---

 

The text of DeWitt Clinton’s obituary is transcribed here in full to correct the error made in an earlier publication regarding whether the grave in Forest Lawn Cemetery was a cenotaph. It is not.

 

The obituary of DeWitt Clinton, eldest son of Hon. George W. Clinton.

 

Buffalo Courier. Saturday Morning, August 16, 1873

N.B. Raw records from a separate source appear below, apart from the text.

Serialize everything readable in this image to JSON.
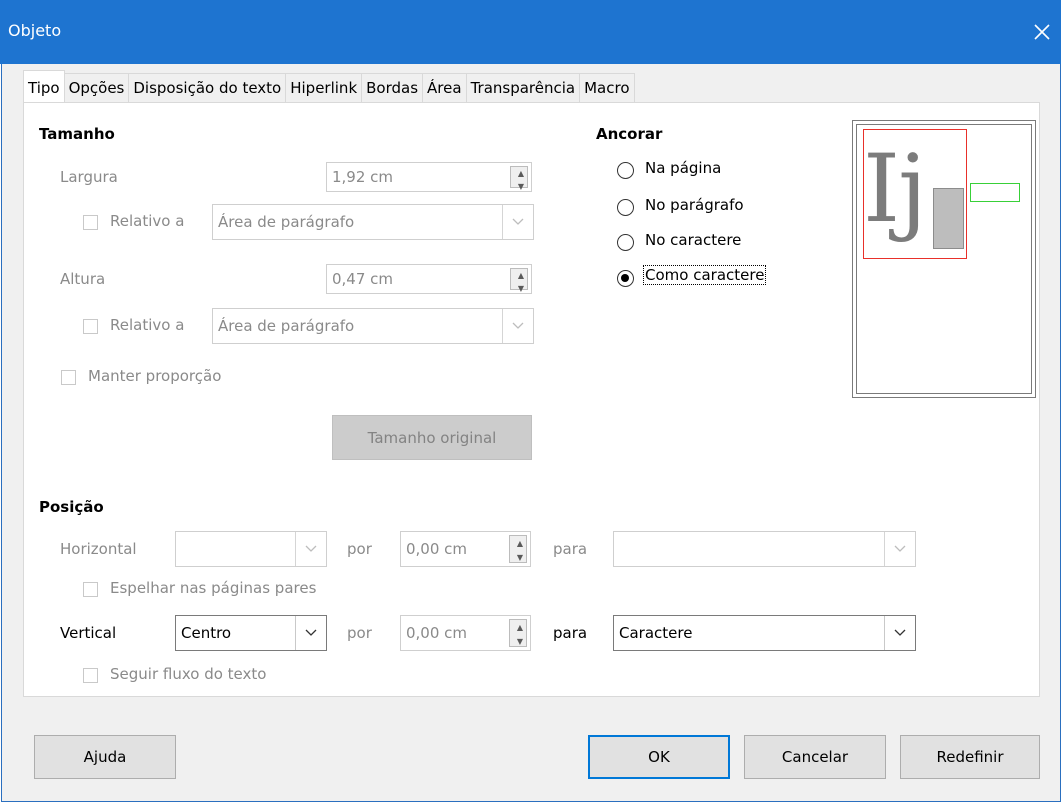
{
  "window": {
    "title": "Objeto",
    "close_icon": "close-icon"
  },
  "tabs": [
    {
      "label": "Tipo",
      "active": true
    },
    {
      "label": "Opções"
    },
    {
      "label": "Disposição do texto"
    },
    {
      "label": "Hiperlink"
    },
    {
      "label": "Bordas"
    },
    {
      "label": "Área"
    },
    {
      "label": "Transparência"
    },
    {
      "label": "Macro"
    }
  ],
  "size": {
    "heading": "Tamanho",
    "width_label": "Largura",
    "width_value": "1,92 cm",
    "width_relative_label": "Relativo a",
    "width_relative_value": "Área de parágrafo",
    "height_label": "Altura",
    "height_value": "0,47 cm",
    "height_relative_label": "Relativo a",
    "height_relative_value": "Área de parágrafo",
    "keep_ratio_label": "Manter proporção",
    "original_size_button": "Tamanho original"
  },
  "anchor": {
    "heading": "Ancorar",
    "options": [
      "Na página",
      "No parágrafo",
      "No caractere",
      "Como caractere"
    ],
    "selected": "Como caractere"
  },
  "preview": {
    "glyphs": "Ij",
    "frame_color": "#e8302a",
    "box_color": "#38d038"
  },
  "position": {
    "heading": "Posição",
    "horizontal_label": "Horizontal",
    "horizontal_value": "",
    "horizontal_by_label": "por",
    "horizontal_by_value": "0,00 cm",
    "horizontal_to_label": "para",
    "horizontal_to_value": "",
    "mirror_label": "Espelhar nas páginas pares",
    "vertical_label": "Vertical",
    "vertical_value": "Centro",
    "vertical_by_label": "por",
    "vertical_by_value": "0,00 cm",
    "vertical_to_label": "para",
    "vertical_to_value": "Caractere",
    "follow_flow_label": "Seguir fluxo do texto"
  },
  "buttons": {
    "help": "Ajuda",
    "ok": "OK",
    "cancel": "Cancelar",
    "reset": "Redefinir"
  },
  "colors": {
    "titlebar": "#1e74d0",
    "default_button_border": "#0078d7"
  }
}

Obituary - DeWitt Clinton

 

  An obituary notice in The Courier yesterday announced the death of Brevet Lt. Col. Dewitt Clinton, eldest son of Hon. George W. Clinton of this city. The said event occurred on the 13th inst. at St. Paul, Minnesota, where he was stationed.

 

  The deceased was born in Canandaigua April 18th, 1833. He received a partial collegiate education, but did not complete a full course. After leaving college he read law in the office of his father, and was admitted to the bar in 1854.  He practiced his profession in this city until 1861, when he entered the army, receiving a commission as Second Lieutenant in the 10th N. Y. Vols.  He was at once assigned as aide-de-camp to General Wool, and served with that officer at Fortress Monroe, and at New York city during the time of the riots.  With General Wool he also acted as military censor and judge-advocate. When General Canby relieved General Wool, Lieut. Clinton was transferred to his staff, and was attached to the department of military [next photo] justice, at Washington, when Canby was acting Secretary of War. In May, 1864, the deceased was appointed judge-advocate in the regular army with the rank of Major.  In this capacity he went to New Orleans with General Canby, and served under that officer and his successor, General Terry, as Judge-advocate of the department, in Louisiana and Texas.  In the fall of 1872 he was ordered to the Department of the Dacotah, under General Hancock, and was Judge-advocate of that department when he died.

 

  His death is attributed to a malarial fever which he contracted in Texas two years ago. Though his health has been impaired from this cause, his decease was not expected by his friends.  He was married in Texas in February, 1872.. His widow survives him.

 

  The remains were to have left St. Paul last night, and will be interred here. Notice of the funeral will be hereafter given.

 

  The greatly respected family of the deceased in this city, as well as his mourning widow, will have the sympathy of the entire community in their affliction. [end]

 

Acknowledgements.

 

We wish to thank Jean Pate, Office Assistant at the Bellefontaine Cemetery for her essential assistance in understanding and locating Charles Clinton and his wife’s gravesites. We would also like to Cynthia Van Ness, Director of Library and Archives, Buffalo and Erie County Historical Society, for her assistance.

 

Literature Cited

 

Clinton, Guy. 1936. The Clintons appearing in the early American Records. [type-written copy] Research Library, Buffalo History Museum, 1 Museum Court, Buffalo, NY  14216.